■ PROBLEM DESCRIPTION ■
From the records, pick out and copy each line containing "show".

(Web page and app entries)
——————————
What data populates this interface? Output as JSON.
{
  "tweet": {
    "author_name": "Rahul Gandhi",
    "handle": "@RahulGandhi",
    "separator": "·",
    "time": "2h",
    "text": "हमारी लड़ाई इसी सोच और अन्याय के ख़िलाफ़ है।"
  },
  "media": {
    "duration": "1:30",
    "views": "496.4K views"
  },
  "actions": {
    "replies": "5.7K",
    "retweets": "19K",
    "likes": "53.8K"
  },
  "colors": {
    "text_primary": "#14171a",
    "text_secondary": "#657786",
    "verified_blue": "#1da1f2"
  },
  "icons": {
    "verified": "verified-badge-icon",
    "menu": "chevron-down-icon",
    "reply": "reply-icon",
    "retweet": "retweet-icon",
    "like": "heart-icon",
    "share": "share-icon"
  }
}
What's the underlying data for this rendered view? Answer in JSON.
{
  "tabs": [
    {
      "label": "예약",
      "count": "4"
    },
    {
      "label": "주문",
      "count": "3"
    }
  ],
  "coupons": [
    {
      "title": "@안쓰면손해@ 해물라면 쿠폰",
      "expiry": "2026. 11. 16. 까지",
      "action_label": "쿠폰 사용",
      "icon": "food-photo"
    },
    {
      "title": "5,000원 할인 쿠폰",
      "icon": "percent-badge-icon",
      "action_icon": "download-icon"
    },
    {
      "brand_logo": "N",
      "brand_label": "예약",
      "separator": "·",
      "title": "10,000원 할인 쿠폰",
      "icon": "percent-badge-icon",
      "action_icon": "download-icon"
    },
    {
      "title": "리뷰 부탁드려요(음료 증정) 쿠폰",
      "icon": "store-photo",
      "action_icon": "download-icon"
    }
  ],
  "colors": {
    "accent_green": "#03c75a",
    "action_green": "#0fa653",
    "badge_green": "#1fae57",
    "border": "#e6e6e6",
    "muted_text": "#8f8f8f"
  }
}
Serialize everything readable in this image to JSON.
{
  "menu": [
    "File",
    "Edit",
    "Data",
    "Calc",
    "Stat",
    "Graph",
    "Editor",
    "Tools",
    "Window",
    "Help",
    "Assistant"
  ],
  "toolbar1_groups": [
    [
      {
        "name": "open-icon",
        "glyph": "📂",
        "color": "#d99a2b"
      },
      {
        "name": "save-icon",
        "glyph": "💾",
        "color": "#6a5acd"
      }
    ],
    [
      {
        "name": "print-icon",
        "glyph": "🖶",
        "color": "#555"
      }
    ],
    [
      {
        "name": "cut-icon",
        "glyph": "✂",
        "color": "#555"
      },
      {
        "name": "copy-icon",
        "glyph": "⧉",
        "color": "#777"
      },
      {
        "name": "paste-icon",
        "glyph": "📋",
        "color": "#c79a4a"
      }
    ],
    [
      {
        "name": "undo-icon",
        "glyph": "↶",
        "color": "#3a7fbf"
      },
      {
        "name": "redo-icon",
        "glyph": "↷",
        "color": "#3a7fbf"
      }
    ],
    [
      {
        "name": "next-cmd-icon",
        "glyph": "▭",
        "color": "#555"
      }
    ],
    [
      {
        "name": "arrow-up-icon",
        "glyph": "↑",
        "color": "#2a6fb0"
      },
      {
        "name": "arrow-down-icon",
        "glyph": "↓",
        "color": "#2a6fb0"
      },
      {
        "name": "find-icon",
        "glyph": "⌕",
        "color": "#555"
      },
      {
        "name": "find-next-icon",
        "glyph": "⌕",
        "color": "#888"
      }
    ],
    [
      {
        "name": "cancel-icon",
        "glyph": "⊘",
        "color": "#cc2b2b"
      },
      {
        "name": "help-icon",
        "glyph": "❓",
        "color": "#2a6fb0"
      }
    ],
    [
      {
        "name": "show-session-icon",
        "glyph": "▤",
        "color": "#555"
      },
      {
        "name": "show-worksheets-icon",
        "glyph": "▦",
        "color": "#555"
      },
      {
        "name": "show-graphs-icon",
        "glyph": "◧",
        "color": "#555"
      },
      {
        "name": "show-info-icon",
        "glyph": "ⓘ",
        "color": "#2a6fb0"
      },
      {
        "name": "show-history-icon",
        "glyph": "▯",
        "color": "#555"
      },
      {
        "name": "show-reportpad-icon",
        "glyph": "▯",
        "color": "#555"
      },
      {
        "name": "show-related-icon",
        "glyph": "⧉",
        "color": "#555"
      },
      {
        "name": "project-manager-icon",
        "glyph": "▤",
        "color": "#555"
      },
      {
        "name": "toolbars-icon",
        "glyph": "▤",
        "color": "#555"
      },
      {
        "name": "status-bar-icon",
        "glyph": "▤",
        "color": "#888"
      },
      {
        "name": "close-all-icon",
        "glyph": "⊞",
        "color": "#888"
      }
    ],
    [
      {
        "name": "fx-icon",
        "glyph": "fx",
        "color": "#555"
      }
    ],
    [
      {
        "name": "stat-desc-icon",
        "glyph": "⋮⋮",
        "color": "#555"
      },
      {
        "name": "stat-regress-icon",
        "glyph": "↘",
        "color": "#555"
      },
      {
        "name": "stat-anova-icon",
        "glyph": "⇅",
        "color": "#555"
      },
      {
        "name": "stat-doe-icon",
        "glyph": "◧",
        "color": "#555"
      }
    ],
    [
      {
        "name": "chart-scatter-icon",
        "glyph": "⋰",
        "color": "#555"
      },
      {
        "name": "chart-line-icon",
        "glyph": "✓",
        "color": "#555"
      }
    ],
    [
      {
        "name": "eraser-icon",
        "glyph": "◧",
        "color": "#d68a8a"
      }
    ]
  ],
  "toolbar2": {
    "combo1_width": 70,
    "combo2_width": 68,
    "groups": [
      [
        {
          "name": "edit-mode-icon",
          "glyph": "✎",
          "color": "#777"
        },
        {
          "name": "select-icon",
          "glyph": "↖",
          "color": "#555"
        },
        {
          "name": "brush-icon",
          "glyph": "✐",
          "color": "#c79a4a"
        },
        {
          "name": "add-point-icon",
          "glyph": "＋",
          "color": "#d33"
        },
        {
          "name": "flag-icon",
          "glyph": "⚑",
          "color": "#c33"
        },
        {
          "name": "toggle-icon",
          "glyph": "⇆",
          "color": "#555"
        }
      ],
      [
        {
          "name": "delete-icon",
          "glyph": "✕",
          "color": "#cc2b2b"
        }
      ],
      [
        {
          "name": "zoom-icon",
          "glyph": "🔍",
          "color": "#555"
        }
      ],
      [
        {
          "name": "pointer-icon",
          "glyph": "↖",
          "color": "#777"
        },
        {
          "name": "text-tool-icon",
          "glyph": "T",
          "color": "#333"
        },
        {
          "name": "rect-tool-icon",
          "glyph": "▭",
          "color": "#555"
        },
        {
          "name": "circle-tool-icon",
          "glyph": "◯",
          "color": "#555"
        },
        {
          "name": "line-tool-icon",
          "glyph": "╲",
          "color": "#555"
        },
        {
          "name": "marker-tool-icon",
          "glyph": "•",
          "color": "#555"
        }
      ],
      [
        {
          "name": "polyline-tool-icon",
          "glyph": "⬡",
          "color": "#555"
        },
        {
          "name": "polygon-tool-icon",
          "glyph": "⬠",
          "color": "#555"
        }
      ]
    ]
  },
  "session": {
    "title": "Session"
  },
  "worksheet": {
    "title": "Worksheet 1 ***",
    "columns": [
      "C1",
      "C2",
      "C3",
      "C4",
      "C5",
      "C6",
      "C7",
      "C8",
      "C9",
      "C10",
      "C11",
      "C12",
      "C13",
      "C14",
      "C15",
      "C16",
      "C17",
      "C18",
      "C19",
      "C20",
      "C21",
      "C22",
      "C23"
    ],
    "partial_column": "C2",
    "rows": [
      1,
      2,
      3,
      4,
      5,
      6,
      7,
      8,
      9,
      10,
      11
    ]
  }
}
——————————
■ ANSWER TO THIS EXERCISE ■
        "name": "show-session-icon",
        "name": "show-worksheets-icon",
        "name": "show-graphs-icon",
        "name": "show-info-icon",
        "name": "show-history-icon",
        "name": "show-reportpad-icon",
        "name": "show-related-icon",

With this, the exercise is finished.